The Logitech G Pro runs on the Logitech Gaming Software, which is excellent. You can program the F1 through F12 keys, as well as adjust the backlighting and keep track of your stats (where your fingers spend the most time, how often you press buttons, and so forth).
There’s one onboard profile for the G Pro keyboard. This profile stores one lighting profile, which means that you can hook up the keyboard to any computer and have it retain any key colors that you care to program.
I’m not sure if this constitutes a bona fide “Big Deal,” but it’s a helpful feature, particularly because the keyboard’s default color wave can be somewhat distracting, and turning off lighting entirely makes the peripheral feel a little plain. My only complaint is that it took me a little while to figure out how to save the onboard profile. Hardly a deal breaker.
I put the G Pro through its paces, with both e-sports and narrative-driven titles, and it worked well in both cases. I had no trouble gliding around the battlefield as Mercy in Overwatch or commanding Jaina Proudmoore to encase enemies in ice in Heroes of the Storm. Likewise, the keyboard was competent and responsive when I was adventuring through the realm of Eorzea in Final Fantasy XIV or taking down bandit camps in The Witcher 3: Wild Hunt.
The keyboard’s compact size is a boon. It was easy to play Overwatch and Heroes of the Storm with the keyboard straight in front of me, or off to the side at an angle; such maneuverability is sometimes necessary, depending on how much space you have at a tournament. Otherwise, it’s just as responsive as Logitech Orion keyboards, which have already proved their worth as e-sports peripherals.
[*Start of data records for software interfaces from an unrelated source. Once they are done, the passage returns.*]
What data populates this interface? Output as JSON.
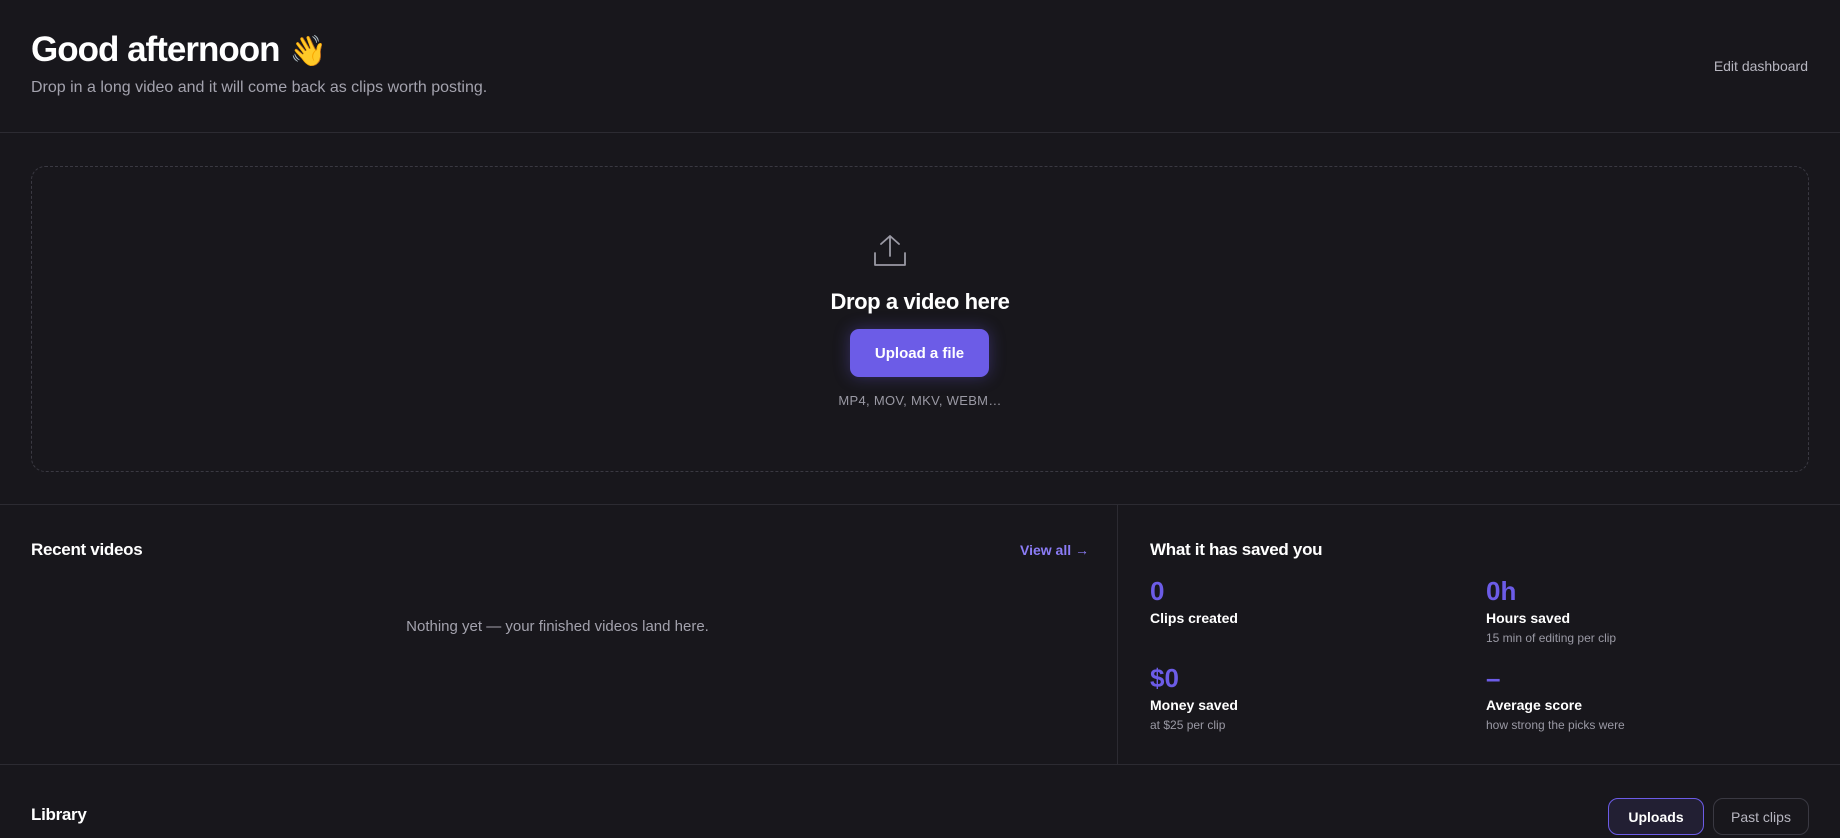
{
  "header": {
    "greeting": "Good afternoon",
    "greeting_emoji": "👋",
    "subtitle": "Drop in a long video and it will come back as clips worth posting.",
    "edit_dashboard_label": "Edit dashboard"
  },
  "dropzone": {
    "icon": "upload-icon",
    "title": "Drop a video here",
    "button_label": "Upload a file",
    "formats": "MP4, MOV, MKV, WEBM…"
  },
  "recent_videos": {
    "title": "Recent videos",
    "view_all_label": "View all →",
    "empty_message": "Nothing yet — your finished videos land here."
  },
  "savings": {
    "title": "What it has saved you",
    "stats": [
      {
        "value": "0",
        "label": "Clips created",
        "note": ""
      },
      {
        "value": "0h",
        "label": "Hours saved",
        "note": "15 min of editing per clip"
      },
      {
        "value": "$0",
        "label": "Money saved",
        "note": "at $25 per clip"
      },
      {
        "value": "–",
        "label": "Average score",
        "note": "how strong the picks were"
      }
    ]
  },
  "library": {
    "title": "Library",
    "tabs": [
      {
        "label": "Uploads",
        "active": true
      },
      {
        "label": "Past clips",
        "active": false
      }
    ]
  },
  "colors": {
    "background": "#18171c",
    "accent": "#6c5ce7",
    "accent_link": "#8b7cf6",
    "muted_text": "#a3a2ad",
    "divider": "#2c2b32"
  }
}
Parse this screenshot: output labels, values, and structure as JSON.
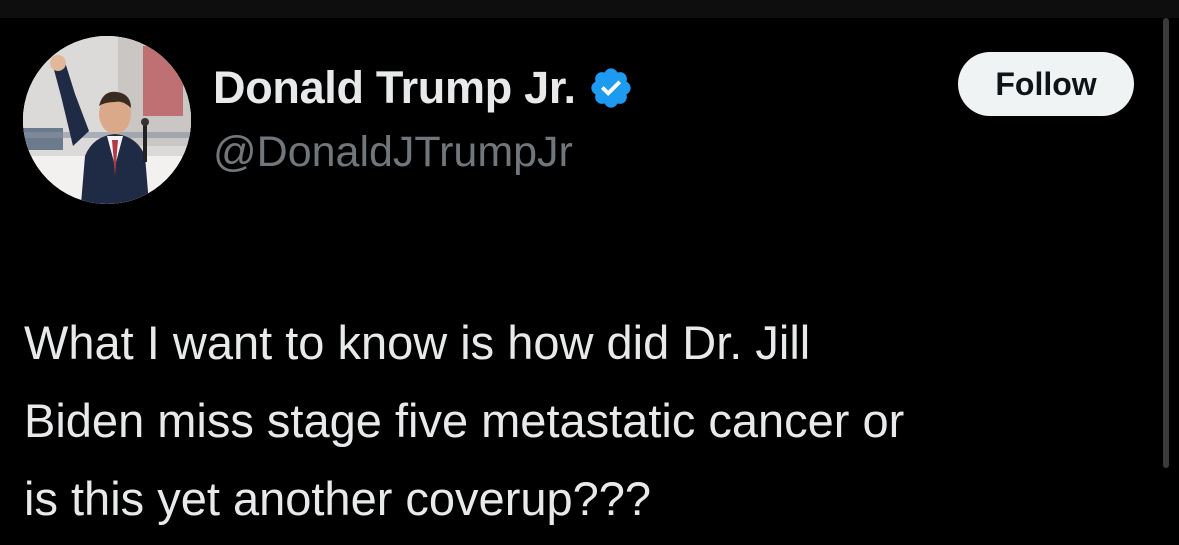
{
  "author": {
    "display_name": "Donald Trump Jr.",
    "handle": "@DonaldJTrumpJr",
    "verified_icon": "verified-badge-icon",
    "avatar": "profile-photo"
  },
  "actions": {
    "follow_label": "Follow"
  },
  "tweet": {
    "lines": [
      "What I want to know is how did Dr. Jill",
      "Biden miss stage five metastatic cancer or",
      "is this yet another coverup???"
    ]
  },
  "colors": {
    "background": "#000000",
    "text_primary": "#e7e9ea",
    "text_secondary": "#71767b",
    "verified_blue": "#1d9bf0",
    "follow_bg": "#eff3f4",
    "follow_text": "#0f1419"
  }
}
The Logitech G Pro is a great keyboard. If you want a small mechanical keyboard that’s suitable for long stints of daily typing or coding and you don’t want to sacrifice comfort or performance, the Logitech G Pro is the one you should get. Just ignore the gaming keyboard part. And at $79 dollars - you aren’t going to get a better deal. The only downsides - and I am nitpicking here - is the lack of a case and being able to program the gaming button. Get yours here.